(Source information begins)

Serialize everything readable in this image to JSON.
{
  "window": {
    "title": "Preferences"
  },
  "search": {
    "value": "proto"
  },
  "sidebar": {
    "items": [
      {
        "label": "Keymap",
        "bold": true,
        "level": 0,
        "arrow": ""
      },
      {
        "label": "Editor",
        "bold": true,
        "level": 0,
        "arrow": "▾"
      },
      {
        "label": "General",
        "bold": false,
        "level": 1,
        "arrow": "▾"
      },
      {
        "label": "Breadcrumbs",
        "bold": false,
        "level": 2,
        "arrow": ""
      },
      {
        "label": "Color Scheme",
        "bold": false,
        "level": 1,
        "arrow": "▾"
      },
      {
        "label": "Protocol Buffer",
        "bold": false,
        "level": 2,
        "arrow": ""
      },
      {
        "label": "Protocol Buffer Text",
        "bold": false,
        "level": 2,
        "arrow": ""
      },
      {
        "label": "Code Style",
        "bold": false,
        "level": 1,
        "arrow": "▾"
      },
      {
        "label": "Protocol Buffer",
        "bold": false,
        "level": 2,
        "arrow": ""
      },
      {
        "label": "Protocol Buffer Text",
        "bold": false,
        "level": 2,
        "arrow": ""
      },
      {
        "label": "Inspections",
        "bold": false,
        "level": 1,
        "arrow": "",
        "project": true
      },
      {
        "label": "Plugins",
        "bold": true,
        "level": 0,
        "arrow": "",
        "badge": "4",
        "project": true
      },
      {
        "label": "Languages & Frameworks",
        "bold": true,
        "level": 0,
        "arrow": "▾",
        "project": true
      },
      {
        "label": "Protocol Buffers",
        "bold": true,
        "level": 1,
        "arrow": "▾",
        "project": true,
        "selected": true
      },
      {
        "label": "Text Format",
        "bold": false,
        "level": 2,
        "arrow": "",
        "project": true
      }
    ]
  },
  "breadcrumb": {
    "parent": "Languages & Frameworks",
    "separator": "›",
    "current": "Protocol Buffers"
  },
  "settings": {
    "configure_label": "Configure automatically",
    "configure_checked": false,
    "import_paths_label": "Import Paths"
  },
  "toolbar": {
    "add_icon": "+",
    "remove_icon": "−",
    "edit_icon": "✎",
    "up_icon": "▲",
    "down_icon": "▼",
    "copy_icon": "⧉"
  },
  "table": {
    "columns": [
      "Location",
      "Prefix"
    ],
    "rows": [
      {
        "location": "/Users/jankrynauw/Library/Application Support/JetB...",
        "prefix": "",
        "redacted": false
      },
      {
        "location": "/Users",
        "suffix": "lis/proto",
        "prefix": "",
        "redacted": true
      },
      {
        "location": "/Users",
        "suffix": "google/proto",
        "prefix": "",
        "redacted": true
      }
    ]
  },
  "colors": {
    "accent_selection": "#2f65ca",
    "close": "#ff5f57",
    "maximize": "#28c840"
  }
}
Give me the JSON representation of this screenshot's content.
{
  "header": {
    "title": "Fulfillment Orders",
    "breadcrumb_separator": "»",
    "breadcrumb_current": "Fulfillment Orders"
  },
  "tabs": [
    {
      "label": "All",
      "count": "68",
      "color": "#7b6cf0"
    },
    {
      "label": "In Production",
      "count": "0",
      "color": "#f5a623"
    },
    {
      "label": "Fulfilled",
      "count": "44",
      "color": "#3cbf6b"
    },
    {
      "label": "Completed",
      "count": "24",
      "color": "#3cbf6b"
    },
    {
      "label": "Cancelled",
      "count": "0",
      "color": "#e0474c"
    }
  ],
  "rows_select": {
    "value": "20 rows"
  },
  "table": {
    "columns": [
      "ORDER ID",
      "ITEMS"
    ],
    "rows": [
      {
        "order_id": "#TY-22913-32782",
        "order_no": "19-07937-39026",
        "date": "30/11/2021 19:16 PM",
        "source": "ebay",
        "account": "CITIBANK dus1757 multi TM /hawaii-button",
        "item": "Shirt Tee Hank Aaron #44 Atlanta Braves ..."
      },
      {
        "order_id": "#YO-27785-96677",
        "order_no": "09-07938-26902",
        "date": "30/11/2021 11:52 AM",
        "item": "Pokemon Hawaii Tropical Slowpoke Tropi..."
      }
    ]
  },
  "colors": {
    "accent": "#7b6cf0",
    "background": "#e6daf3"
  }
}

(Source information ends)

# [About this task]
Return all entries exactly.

# [Your response]
Serialize everything readable in this image to JSON.
{
  "window": {
    "title": "Preferences"
  },
  "search": {
    "value": "proto"
  },
  "sidebar": {
    "items": [
      {
        "label": "Keymap",
        "bold": true,
        "level": 0,
        "arrow": ""
      },
      {
        "label": "Editor",
        "bold": true,
        "level": 0,
        "arrow": "▾"
      },
      {
        "label": "General",
        "bold": false,
        "level": 1,
        "arrow": "▾"
      },
      {
        "label": "Breadcrumbs",
        "bold": false,
        "level": 2,
        "arrow": ""
      },
      {
        "label": "Color Scheme",
        "bold": false,
        "level": 1,
        "arrow": "▾"
      },
      {
        "label": "Protocol Buffer",
        "bold": false,
        "level": 2,
        "arrow": ""
      },
      {
        "label": "Protocol Buffer Text",
        "bold": false,
        "level": 2,
        "arrow": ""
      },
      {
        "label": "Code Style",
        "bold": false,
        "level": 1,
        "arrow": "▾"
      },
      {
        "label": "Protocol Buffer",
        "bold": false,
        "level": 2,
        "arrow": ""
      },
      {
        "label": "Protocol Buffer Text",
        "bold": false,
        "level": 2,
        "arrow": ""
      },
      {
        "label": "Inspections",
        "bold": false,
        "level": 1,
        "arrow": "",
        "project": true
      },
      {
        "label": "Plugins",
        "bold": true,
        "level": 0,
        "arrow": "",
        "badge": "4",
        "project": true
      },
      {
        "label": "Languages & Frameworks",
        "bold": true,
        "level": 0,
        "arrow": "▾",
        "project": true
      },
      {
        "label": "Protocol Buffers",
        "bold": true,
        "level": 1,
        "arrow": "▾",
        "project": true,
        "selected": true
      },
      {
        "label": "Text Format",
        "bold": false,
        "level": 2,
        "arrow": "",
        "project": true
      }
    ]
  },
  "breadcrumb": {
    "parent": "Languages & Frameworks",
    "separator": "›",
    "current": "Protocol Buffers"
  },
  "settings": {
    "configure_label": "Configure automatically",
    "configure_checked": false,
    "import_paths_label": "Import Paths"
  },
  "toolbar": {
    "add_icon": "+",
    "remove_icon": "−",
    "edit_icon": "✎",
    "up_icon": "▲",
    "down_icon": "▼",
    "copy_icon": "⧉"
  },
  "table": {
    "columns": [
      "Location",
      "Prefix"
    ],
    "rows": [
      {
        "location": "/Users/jankrynauw/Library/Application Support/JetB...",
        "prefix": "",
        "redacted": false
      },
      {
        "location": "/Users",
        "suffix": "lis/proto",
        "prefix": "",
        "redacted": true
      },
      {
        "location": "/Users",
        "suffix": "google/proto",
        "prefix": "",
        "redacted": true
      }
    ]
  },
  "colors": {
    "accent_selection": "#2f65ca",
    "close": "#ff5f57",
    "maximize": "#28c840"
  }
}
Give me the JSON representation of this screenshot's content.
{
  "header": {
    "title": "Fulfillment Orders",
    "breadcrumb_separator": "»",
    "breadcrumb_current": "Fulfillment Orders"
  },
  "tabs": [
    {
      "label": "All",
      "count": "68",
      "color": "#7b6cf0"
    },
    {
      "label": "In Production",
      "count": "0",
      "color": "#f5a623"
    },
    {
      "label": "Fulfilled",
      "count": "44",
      "color": "#3cbf6b"
    },
    {
      "label": "Completed",
      "count": "24",
      "color": "#3cbf6b"
    },
    {
      "label": "Cancelled",
      "count": "0",
      "color": "#e0474c"
    }
  ],
  "rows_select": {
    "value": "20 rows"
  },
  "table": {
    "columns": [
      "ORDER ID",
      "ITEMS"
    ],
    "rows": [
      {
        "order_id": "#TY-22913-32782",
        "order_no": "19-07937-39026",
        "date": "30/11/2021 19:16 PM",
        "source": "ebay",
        "account": "CITIBANK dus1757 multi TM /hawaii-button",
        "item": "Shirt Tee Hank Aaron #44 Atlanta Braves ..."
      },
      {
        "order_id": "#YO-27785-96677",
        "order_no": "09-07938-26902",
        "date": "30/11/2021 11:52 AM",
        "item": "Pokemon Hawaii Tropical Slowpoke Tropi..."
      }
    ]
  },
  "colors": {
    "accent": "#7b6cf0",
    "background": "#e6daf3"
  }
}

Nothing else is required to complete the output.